## Data records
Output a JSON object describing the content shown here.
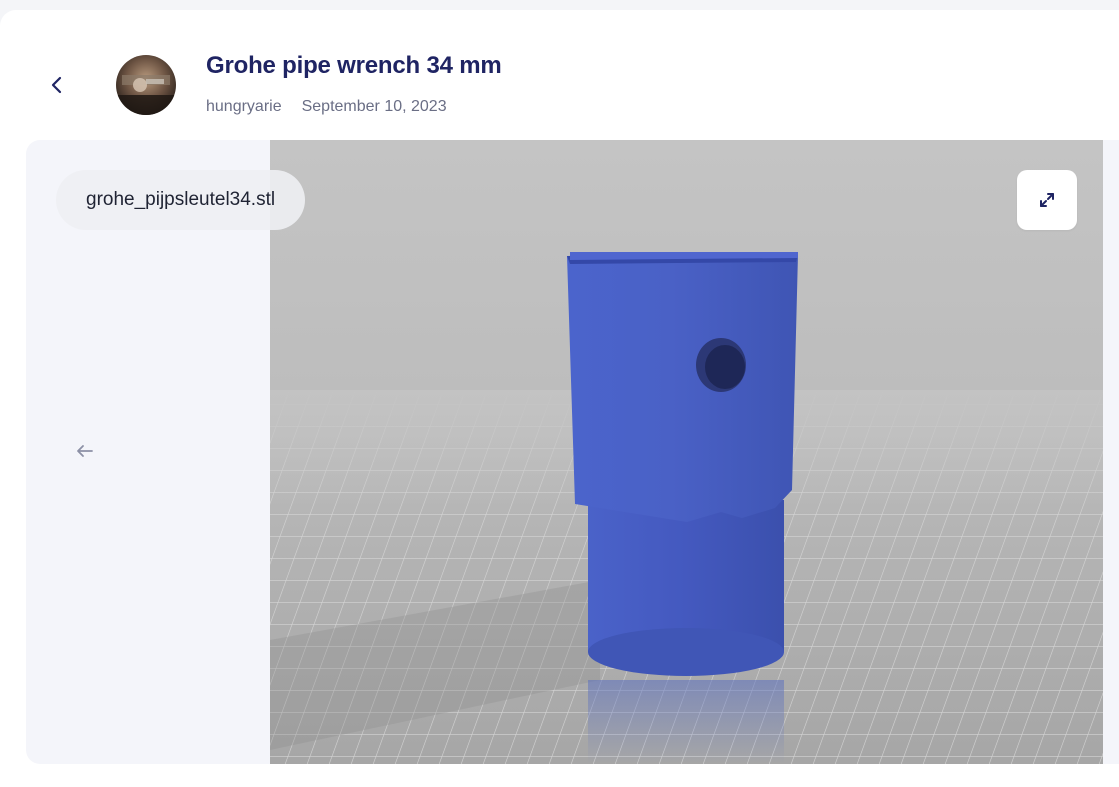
{
  "header": {
    "title": "Grohe pipe wrench 34 mm",
    "author": "hungryarie",
    "date": "September 10, 2023"
  },
  "viewer": {
    "file_name": "grohe_pijpsleutel34.stl"
  },
  "icons": {
    "back": "chevron-left-icon",
    "expand": "expand-icon",
    "prev": "arrow-left-icon"
  },
  "colors": {
    "title": "#1f2463",
    "model": "#4a60c8",
    "floor": "#b8b8b8"
  }
}
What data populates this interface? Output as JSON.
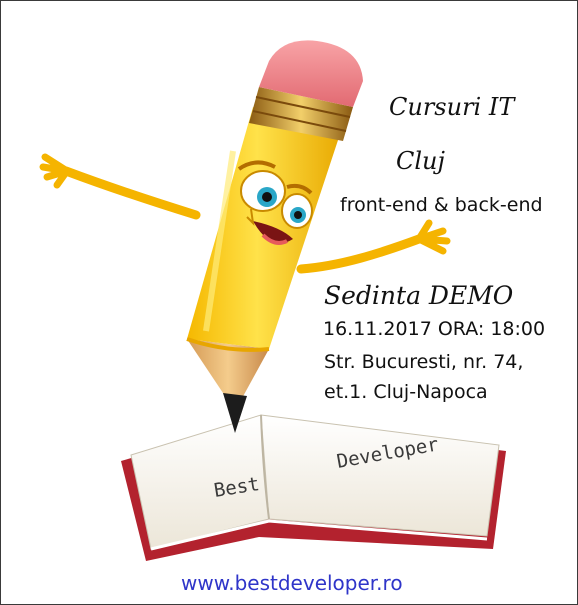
{
  "poster": {
    "headline": "Cursuri IT",
    "city": "Cluj",
    "tracks": "front-end & back-end",
    "session_title": "Sedinta DEMO",
    "datetime": "16.11.2017 ORA: 18:00",
    "address_line1": "Str. Bucuresti, nr. 74,",
    "address_line2": "et.1. Cluj-Napoca",
    "website": "www.bestdeveloper.ro"
  },
  "book": {
    "left_word": "Best",
    "right_word": "Developer"
  },
  "colors": {
    "pencil_yellow": "#f7cf1b",
    "eraser_pink": "#f2888d",
    "ferrule_gold": "#c9962b",
    "book_red": "#b3222e",
    "link_blue": "#2f35c9"
  },
  "icons": [
    "pencil-mascot",
    "open-book"
  ]
}
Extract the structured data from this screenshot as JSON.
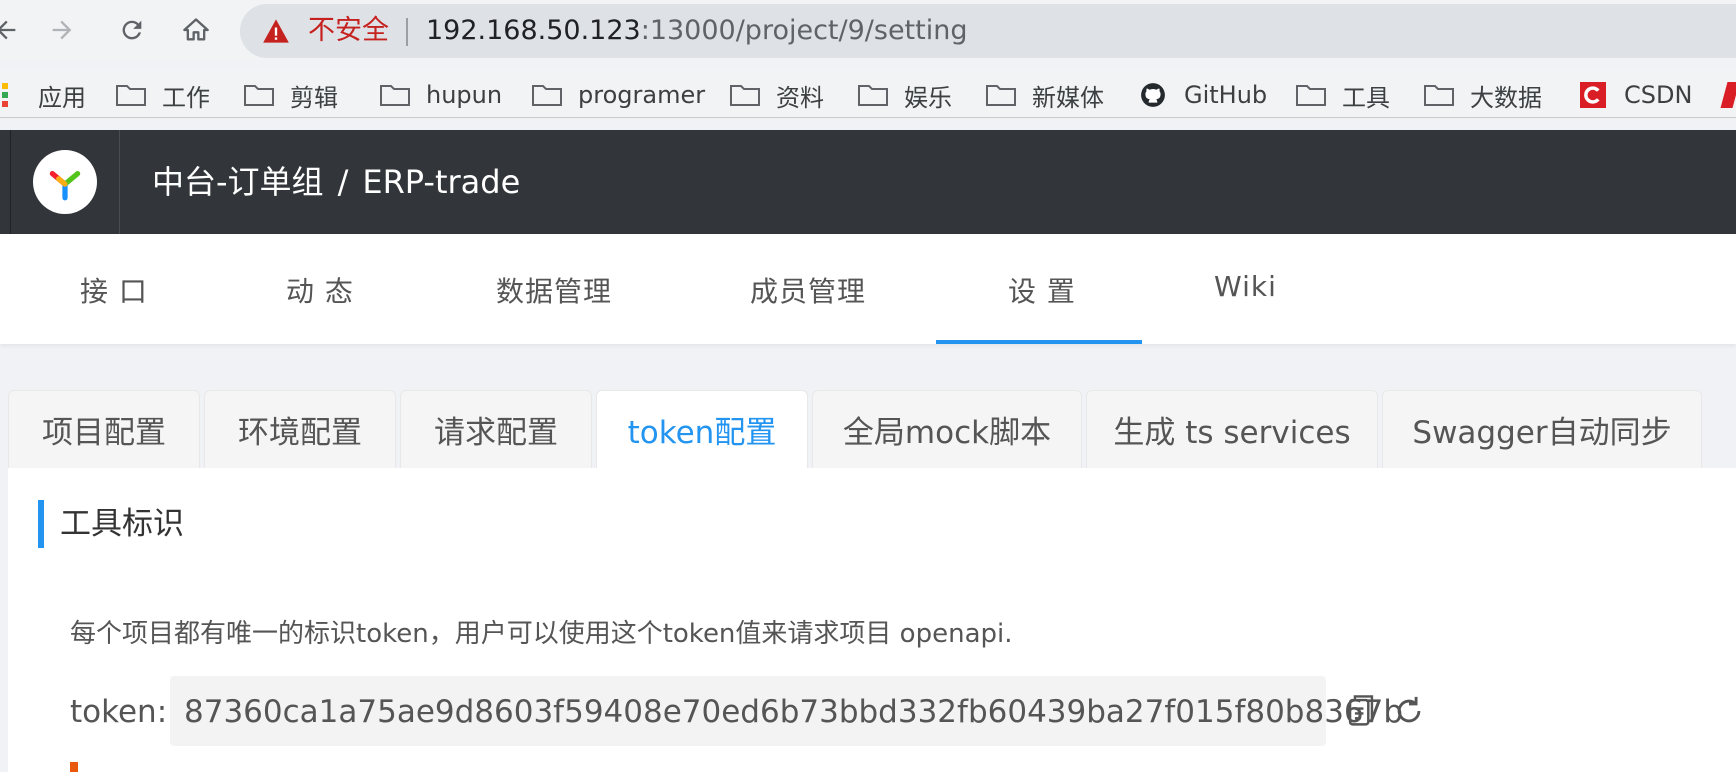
{
  "browser": {
    "insecure_label": "不安全",
    "url_host": "192.168.50.123",
    "url_rest": ":13000/project/9/setting",
    "bookmarks": [
      {
        "label": "应用",
        "icon": "apps-grid-icon"
      },
      {
        "label": "工作",
        "icon": "folder-icon"
      },
      {
        "label": "剪辑",
        "icon": "folder-icon"
      },
      {
        "label": "hupun",
        "icon": "folder-icon"
      },
      {
        "label": "programer",
        "icon": "folder-icon"
      },
      {
        "label": "资料",
        "icon": "folder-icon"
      },
      {
        "label": "娱乐",
        "icon": "folder-icon"
      },
      {
        "label": "新媒体",
        "icon": "folder-icon"
      },
      {
        "label": "GitHub",
        "icon": "github-icon"
      },
      {
        "label": "工具",
        "icon": "folder-icon"
      },
      {
        "label": "大数据",
        "icon": "folder-icon"
      },
      {
        "label": "CSDN",
        "icon": "csdn-icon"
      }
    ]
  },
  "header": {
    "group": "中台-订单组",
    "separator": "/",
    "project": "ERP-trade"
  },
  "primary_tabs": [
    {
      "label": "接 口"
    },
    {
      "label": "动 态"
    },
    {
      "label": "数据管理"
    },
    {
      "label": "成员管理"
    },
    {
      "label": "设 置",
      "active": true
    },
    {
      "label": "Wiki"
    }
  ],
  "secondary_tabs": [
    {
      "label": "项目配置"
    },
    {
      "label": "环境配置"
    },
    {
      "label": "请求配置"
    },
    {
      "label": "token配置",
      "active": true
    },
    {
      "label": "全局mock脚本"
    },
    {
      "label": "生成 ts services"
    },
    {
      "label": "Swagger自动同步"
    }
  ],
  "content": {
    "section_title": "工具标识",
    "description": "每个项目都有唯一的标识token，用户可以使用这个token值来请求项目 openapi.",
    "token_label": "token:",
    "token_value": "87360ca1a75ae9d8603f59408e70ed6b73bbd332fb60439ba27f015f80b8367b"
  },
  "colors": {
    "accent": "#2395f1",
    "header_bg": "#32363a",
    "insecure": "#c5221f"
  }
}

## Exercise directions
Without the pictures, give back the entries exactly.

## Solution for this exercise
Output a JSON object describing the content shown here.
{
  "header": {
    "title": "Grohe pipe wrench 34 mm",
    "author": "hungryarie",
    "date": "September 10, 2023"
  },
  "viewer": {
    "file_name": "grohe_pijpsleutel34.stl"
  },
  "icons": {
    "back": "chevron-left-icon",
    "expand": "expand-icon",
    "prev": "arrow-left-icon"
  },
  "colors": {
    "title": "#1f2463",
    "model": "#4a60c8",
    "floor": "#b8b8b8"
  }
}
What data populates this interface? Output as JSON.
{
  "poster": {
    "headline": "Cursuri IT",
    "city": "Cluj",
    "tracks": "front-end & back-end",
    "session_title": "Sedinta DEMO",
    "datetime": "16.11.2017 ORA: 18:00",
    "address_line1": "Str. Bucuresti, nr. 74,",
    "address_line2": "et.1. Cluj-Napoca",
    "website": "www.bestdeveloper.ro"
  },
  "book": {
    "left_word": "Best",
    "right_word": "Developer"
  },
  "colors": {
    "pencil_yellow": "#f7cf1b",
    "eraser_pink": "#f2888d",
    "ferrule_gold": "#c9962b",
    "book_red": "#b3222e",
    "link_blue": "#2f35c9"
  },
  "icons": [
    "pencil-mascot",
    "open-book"
  ]
}
Extract the structured data from this screenshot as JSON.
{
  "browser": {
    "insecure_label": "不安全",
    "url_host": "192.168.50.123",
    "url_rest": ":13000/project/9/setting",
    "bookmarks": [
      {
        "label": "应用",
        "icon": "apps-grid-icon"
      },
      {
        "label": "工作",
        "icon": "folder-icon"
      },
      {
        "label": "剪辑",
        "icon": "folder-icon"
      },
      {
        "label": "hupun",
        "icon": "folder-icon"
      },
      {
        "label": "programer",
        "icon": "folder-icon"
      },
      {
        "label": "资料",
        "icon": "folder-icon"
      },
      {
        "label": "娱乐",
        "icon": "folder-icon"
      },
      {
        "label": "新媒体",
        "icon": "folder-icon"
      },
      {
        "label": "GitHub",
        "icon": "github-icon"
      },
      {
        "label": "工具",
        "icon": "folder-icon"
      },
      {
        "label": "大数据",
        "icon": "folder-icon"
      },
      {
        "label": "CSDN",
        "icon": "csdn-icon"
      }
    ]
  },
  "header": {
    "group": "中台-订单组",
    "separator": "/",
    "project": "ERP-trade"
  },
  "primary_tabs": [
    {
      "label": "接 口"
    },
    {
      "label": "动 态"
    },
    {
      "label": "数据管理"
    },
    {
      "label": "成员管理"
    },
    {
      "label": "设 置",
      "active": true
    },
    {
      "label": "Wiki"
    }
  ],
  "secondary_tabs": [
    {
      "label": "项目配置"
    },
    {
      "label": "环境配置"
    },
    {
      "label": "请求配置"
    },
    {
      "label": "token配置",
      "active": true
    },
    {
      "label": "全局mock脚本"
    },
    {
      "label": "生成 ts services"
    },
    {
      "label": "Swagger自动同步"
    }
  ],
  "content": {
    "section_title": "工具标识",
    "description": "每个项目都有唯一的标识token，用户可以使用这个token值来请求项目 openapi.",
    "token_label": "token:",
    "token_value": "87360ca1a75ae9d8603f59408e70ed6b73bbd332fb60439ba27f015f80b8367b"
  },
  "colors": {
    "accent": "#2395f1",
    "header_bg": "#32363a",
    "insecure": "#c5221f"
  }
}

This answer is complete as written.